INPUT>
+-------+
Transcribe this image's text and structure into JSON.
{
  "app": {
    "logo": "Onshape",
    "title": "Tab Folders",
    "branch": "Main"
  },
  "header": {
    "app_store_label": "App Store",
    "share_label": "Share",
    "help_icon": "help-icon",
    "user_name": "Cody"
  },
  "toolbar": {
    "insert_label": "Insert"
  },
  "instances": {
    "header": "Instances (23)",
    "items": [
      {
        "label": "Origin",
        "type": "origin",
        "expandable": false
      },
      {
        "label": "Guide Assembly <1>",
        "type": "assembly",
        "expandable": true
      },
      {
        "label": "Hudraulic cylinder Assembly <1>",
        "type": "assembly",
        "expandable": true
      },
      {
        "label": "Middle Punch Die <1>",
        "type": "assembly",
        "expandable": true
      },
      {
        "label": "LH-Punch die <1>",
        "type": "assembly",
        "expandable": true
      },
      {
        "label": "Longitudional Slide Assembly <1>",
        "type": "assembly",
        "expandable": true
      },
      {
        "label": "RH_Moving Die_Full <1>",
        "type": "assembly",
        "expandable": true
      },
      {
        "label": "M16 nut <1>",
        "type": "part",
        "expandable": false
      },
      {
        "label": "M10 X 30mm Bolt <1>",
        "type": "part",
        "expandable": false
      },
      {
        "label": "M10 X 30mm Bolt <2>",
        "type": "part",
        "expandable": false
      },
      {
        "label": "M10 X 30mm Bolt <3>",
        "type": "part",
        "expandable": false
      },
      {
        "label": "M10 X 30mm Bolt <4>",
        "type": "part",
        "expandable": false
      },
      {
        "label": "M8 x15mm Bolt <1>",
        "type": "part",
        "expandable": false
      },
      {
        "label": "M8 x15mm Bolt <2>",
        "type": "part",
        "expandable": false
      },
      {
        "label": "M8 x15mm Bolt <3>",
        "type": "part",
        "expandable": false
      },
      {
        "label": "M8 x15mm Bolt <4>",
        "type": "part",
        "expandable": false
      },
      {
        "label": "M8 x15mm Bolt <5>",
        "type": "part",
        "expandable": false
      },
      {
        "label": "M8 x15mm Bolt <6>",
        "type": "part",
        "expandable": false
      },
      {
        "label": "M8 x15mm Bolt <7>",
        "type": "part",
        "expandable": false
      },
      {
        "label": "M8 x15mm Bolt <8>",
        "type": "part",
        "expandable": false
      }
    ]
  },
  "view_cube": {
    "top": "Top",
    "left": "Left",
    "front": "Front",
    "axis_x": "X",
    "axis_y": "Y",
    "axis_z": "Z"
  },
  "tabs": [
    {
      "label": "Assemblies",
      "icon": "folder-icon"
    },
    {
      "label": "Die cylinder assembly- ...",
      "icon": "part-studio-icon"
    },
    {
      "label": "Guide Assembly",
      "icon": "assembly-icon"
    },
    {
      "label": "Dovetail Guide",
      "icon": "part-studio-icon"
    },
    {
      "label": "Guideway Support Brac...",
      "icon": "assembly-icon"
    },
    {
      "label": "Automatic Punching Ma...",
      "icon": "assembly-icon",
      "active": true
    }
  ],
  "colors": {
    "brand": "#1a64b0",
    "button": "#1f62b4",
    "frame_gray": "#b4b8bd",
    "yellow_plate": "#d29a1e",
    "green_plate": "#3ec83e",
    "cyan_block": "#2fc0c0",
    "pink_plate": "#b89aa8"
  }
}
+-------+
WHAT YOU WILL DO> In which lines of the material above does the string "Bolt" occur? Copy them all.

COMPLETED TASK>
        "label": "M10 X 30mm Bolt <1>",
        "label": "M10 X 30mm Bolt <2>",
        "label": "M10 X 30mm Bolt <3>",
        "label": "M10 X 30mm Bolt <4>",
        "label": "M8 x15mm Bolt <1>",
        "label": "M8 x15mm Bolt <2>",
        "label": "M8 x15mm Bolt <3>",
        "label": "M8 x15mm Bolt <4>",
        "label": "M8 x15mm Bolt <5>",
        "label": "M8 x15mm Bolt <6>",
        "label": "M8 x15mm Bolt <7>",
        "label": "M8 x15mm Bolt <8>",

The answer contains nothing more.